▶ WHAT THE EXERCISE ASKS: Reply with one number: the count of lines in the records below that hold "true".

(Dataset rows for apps and sites)
__________________________________________________

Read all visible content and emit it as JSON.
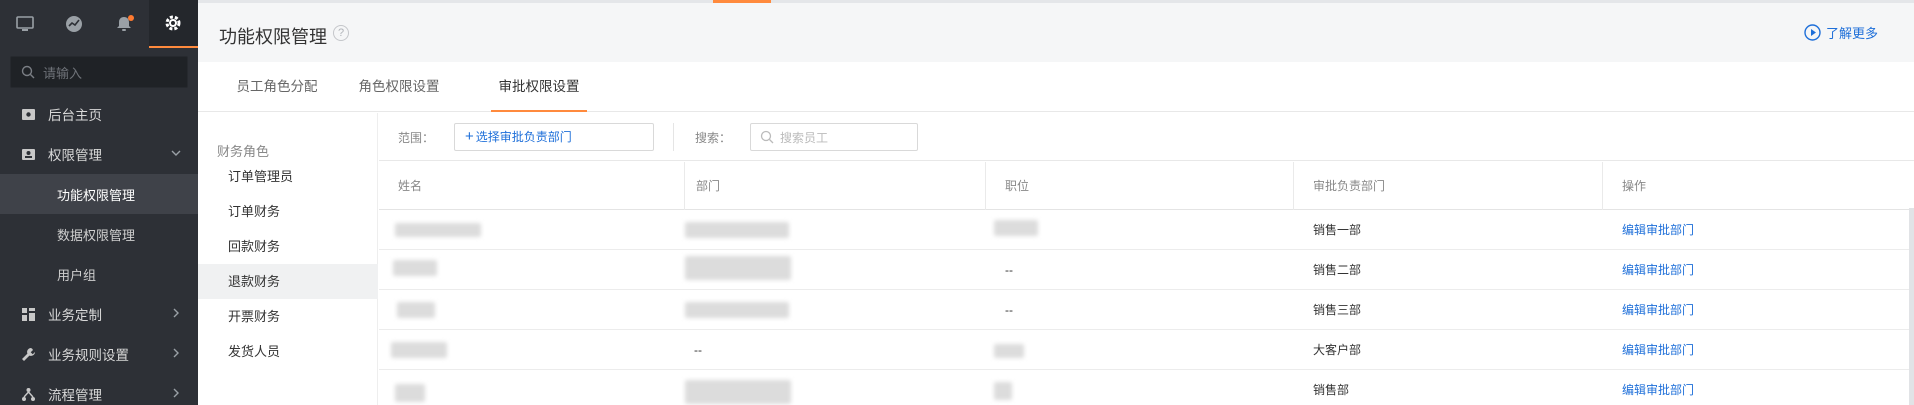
{
  "sidebar": {
    "top_icons": [
      {
        "name": "monitor-icon"
      },
      {
        "name": "trend-icon"
      },
      {
        "name": "bell-icon"
      },
      {
        "name": "gear-icon"
      }
    ],
    "search_placeholder": "请输入",
    "items": [
      {
        "label": "后台主页",
        "icon": "home-icon"
      },
      {
        "label": "权限管理",
        "icon": "user-card-icon",
        "expanded": true
      },
      {
        "label": "功能权限管理",
        "sub": true,
        "active": true
      },
      {
        "label": "数据权限管理",
        "sub": true
      },
      {
        "label": "用户组",
        "sub": true
      },
      {
        "label": "业务定制",
        "icon": "grid-icon"
      },
      {
        "label": "业务规则设置",
        "icon": "wrench-icon"
      },
      {
        "label": "流程管理",
        "icon": "flow-icon"
      }
    ]
  },
  "header": {
    "title": "功能权限管理",
    "help": "?",
    "learn_more": "了解更多"
  },
  "tabs": [
    {
      "label": "员工角色分配"
    },
    {
      "label": "角色权限设置"
    },
    {
      "label": "审批权限设置",
      "active": true
    }
  ],
  "roles": {
    "heading": "财务角色",
    "items": [
      "订单管理员",
      "订单财务",
      "回款财务",
      "退款财务",
      "开票财务",
      "发货人员"
    ],
    "active_index": 3
  },
  "filter": {
    "scope_label": "范围：",
    "dept_button": "选择审批负责部门",
    "search_label": "搜索：",
    "search_placeholder": "搜索员工"
  },
  "table": {
    "headers": [
      "姓名",
      "部门",
      "职位",
      "审批负责部门",
      "操作"
    ],
    "rows": [
      {
        "dept": "",
        "position": "",
        "approval_dept": "销售一部",
        "action": "编辑审批部门"
      },
      {
        "dept": "",
        "position": "--",
        "approval_dept": "销售二部",
        "action": "编辑审批部门"
      },
      {
        "dept": "",
        "position": "--",
        "approval_dept": "销售三部",
        "action": "编辑审批部门"
      },
      {
        "dept": "--",
        "position": "",
        "approval_dept": "大客户部",
        "action": "编辑审批部门"
      },
      {
        "dept": "",
        "position": "",
        "approval_dept": "销售部",
        "action": "编辑审批部门"
      }
    ]
  },
  "colors": {
    "accent": "#ff8a3d",
    "link": "#1e6fd9",
    "sidebar_bg": "#2d3036"
  }
}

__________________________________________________

▶ WRITTEN RESPONSE: 6